She only likes the bread part of sandwiches. Just hand her a piece of bread, you say. Easy.
Uh, no. She insists that I make her a sandwich and then watch as I pick it apart and just hand her slices of bread.
To further complicate things, these quirks are highly dependent on her mood. There would be times when she must absolutely, desperately have meat. No rice.
She’s three so she has complicated feelings, okay?
Last week, my daughter had assessments so she had to bring snacks to school. I was a little nervous since the last time I had to do this, she came back with a note saying that she refused to eat and that we should do a better job packing her food.
This time around, I was determined to redeem myself.
I got her a new container, so issue two was solved easily. As for the mystery of whether or not she would eat them, I decided to outsmart her by using an appeal to cuteness.
On day 1, she got butter and strawberry jam sandwiches and some cereal. I just used a cookie cutter to make bunny shapes. The eyes are chocolate cereal crumbs, and I drew on the noses and smiles with jam.
On Day 2, she got a hard boiled egg sliced to make a very crude looking Baymax. The eyes are just balled up pieces of herbs (this was cilantro, I think), from dinner the night before. Baymax was on a bed of cheese crackers. She also got a few orange segments.
This was a bit of a failure, because the egg made the crackers into a soggy mess. I would separate them next time.
I saved the big guns for the last day: a rice ball shaped like Hello Kitty, her favorite character. You can buy rice molds in every shape imaginable, but I just used plastic wrap. I put the rice on some Saran and shaped it like the cat’s head. The plastic kept the rice from sticking to fingers and made it easier to pack in the grains tightly so they’ll keep their shape.
The whiskers and the eyes are cut up pieces of nori, and the bow and nose are cheese slices. She ate the rice with shredded up adobo and had a cookie for dessert.
Making these were surprisingly therapeutic.
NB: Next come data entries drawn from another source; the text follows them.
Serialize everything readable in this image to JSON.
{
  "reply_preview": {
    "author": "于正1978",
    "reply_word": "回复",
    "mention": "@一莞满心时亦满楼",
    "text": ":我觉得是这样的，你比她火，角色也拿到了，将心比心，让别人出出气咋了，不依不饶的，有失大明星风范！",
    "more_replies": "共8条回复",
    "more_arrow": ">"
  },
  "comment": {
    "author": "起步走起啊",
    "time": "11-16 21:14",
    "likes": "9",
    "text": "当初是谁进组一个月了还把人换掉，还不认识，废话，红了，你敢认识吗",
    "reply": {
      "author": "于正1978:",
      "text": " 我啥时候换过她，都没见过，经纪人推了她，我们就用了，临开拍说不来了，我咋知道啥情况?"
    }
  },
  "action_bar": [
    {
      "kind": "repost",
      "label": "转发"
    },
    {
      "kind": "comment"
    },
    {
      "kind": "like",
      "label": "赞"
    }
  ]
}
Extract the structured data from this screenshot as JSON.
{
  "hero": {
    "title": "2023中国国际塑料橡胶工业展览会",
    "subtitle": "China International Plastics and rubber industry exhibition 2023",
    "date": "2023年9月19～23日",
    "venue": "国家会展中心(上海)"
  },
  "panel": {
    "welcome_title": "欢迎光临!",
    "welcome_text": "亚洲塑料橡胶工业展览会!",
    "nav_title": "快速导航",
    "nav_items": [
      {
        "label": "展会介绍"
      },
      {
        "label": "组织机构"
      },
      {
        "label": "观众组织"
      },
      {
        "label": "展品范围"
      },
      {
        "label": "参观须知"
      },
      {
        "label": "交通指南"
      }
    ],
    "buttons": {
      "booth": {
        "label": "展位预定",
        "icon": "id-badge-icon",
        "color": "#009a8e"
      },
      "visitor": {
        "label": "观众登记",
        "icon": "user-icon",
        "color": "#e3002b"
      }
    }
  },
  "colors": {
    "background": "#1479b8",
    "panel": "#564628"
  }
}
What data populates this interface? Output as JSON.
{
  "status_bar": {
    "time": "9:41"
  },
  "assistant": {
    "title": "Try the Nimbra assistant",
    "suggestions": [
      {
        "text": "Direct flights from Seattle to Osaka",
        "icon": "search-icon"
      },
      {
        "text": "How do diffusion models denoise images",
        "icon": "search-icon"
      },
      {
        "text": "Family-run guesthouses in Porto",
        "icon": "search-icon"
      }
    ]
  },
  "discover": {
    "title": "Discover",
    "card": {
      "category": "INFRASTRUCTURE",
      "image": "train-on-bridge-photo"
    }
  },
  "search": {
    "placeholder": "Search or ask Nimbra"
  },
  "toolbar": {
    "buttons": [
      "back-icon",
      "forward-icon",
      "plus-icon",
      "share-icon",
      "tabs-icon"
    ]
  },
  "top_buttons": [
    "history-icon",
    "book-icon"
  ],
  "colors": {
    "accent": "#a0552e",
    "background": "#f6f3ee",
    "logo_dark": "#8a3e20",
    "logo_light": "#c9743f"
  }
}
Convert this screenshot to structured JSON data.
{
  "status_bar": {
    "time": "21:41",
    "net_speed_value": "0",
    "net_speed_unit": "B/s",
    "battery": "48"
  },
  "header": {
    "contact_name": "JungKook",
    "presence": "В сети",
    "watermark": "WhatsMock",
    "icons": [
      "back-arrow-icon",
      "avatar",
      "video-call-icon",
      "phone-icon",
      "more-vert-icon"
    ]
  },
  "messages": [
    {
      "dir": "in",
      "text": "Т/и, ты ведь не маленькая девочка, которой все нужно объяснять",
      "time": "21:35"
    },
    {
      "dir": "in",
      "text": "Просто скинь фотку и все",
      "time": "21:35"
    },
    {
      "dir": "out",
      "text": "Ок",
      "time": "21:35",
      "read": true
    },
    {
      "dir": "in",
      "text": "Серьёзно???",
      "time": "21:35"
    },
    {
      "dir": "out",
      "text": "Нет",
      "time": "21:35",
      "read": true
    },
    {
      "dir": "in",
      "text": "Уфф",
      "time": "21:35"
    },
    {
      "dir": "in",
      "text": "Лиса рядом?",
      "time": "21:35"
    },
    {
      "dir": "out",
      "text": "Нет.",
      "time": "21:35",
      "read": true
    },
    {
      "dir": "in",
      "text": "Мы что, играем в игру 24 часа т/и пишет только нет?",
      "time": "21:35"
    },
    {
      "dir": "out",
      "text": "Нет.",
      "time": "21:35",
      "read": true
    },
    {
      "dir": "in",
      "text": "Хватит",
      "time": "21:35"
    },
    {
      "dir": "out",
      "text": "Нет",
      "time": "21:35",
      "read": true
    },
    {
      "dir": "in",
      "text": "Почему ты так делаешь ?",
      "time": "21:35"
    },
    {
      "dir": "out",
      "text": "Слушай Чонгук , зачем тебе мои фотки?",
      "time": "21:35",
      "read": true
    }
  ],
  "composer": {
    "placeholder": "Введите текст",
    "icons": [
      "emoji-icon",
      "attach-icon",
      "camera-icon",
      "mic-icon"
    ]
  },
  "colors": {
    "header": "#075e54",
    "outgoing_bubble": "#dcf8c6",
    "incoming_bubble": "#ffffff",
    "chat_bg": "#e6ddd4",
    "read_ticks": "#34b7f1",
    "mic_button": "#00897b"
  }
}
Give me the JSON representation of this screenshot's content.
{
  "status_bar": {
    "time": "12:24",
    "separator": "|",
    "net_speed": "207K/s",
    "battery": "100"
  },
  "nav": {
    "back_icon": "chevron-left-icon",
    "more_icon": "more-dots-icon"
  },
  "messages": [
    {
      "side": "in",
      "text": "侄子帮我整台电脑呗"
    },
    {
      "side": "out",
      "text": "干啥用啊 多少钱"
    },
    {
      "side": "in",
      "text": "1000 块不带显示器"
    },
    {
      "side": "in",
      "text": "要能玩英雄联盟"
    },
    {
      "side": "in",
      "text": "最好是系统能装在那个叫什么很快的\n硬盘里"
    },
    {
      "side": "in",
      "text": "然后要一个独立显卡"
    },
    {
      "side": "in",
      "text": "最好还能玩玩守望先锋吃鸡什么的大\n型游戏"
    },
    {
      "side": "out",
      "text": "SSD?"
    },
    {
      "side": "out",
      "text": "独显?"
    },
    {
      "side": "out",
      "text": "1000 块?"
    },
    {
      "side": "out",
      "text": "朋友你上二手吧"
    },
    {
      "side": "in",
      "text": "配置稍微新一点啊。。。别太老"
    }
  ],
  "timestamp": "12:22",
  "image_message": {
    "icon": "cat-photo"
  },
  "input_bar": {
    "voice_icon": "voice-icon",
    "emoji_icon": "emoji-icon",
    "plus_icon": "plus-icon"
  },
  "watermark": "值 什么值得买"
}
In my mind, I’m one of those crafty, Pinterest moms. It was nice to do something creative with what should have been a routine chore. Even better, my daughter was excited to eat her snacks and came home with cleaned out containers each time. They took only about 10 minutes longer to prepare, so I got maximum rewards for my input. I’m marking these up as a parenting win.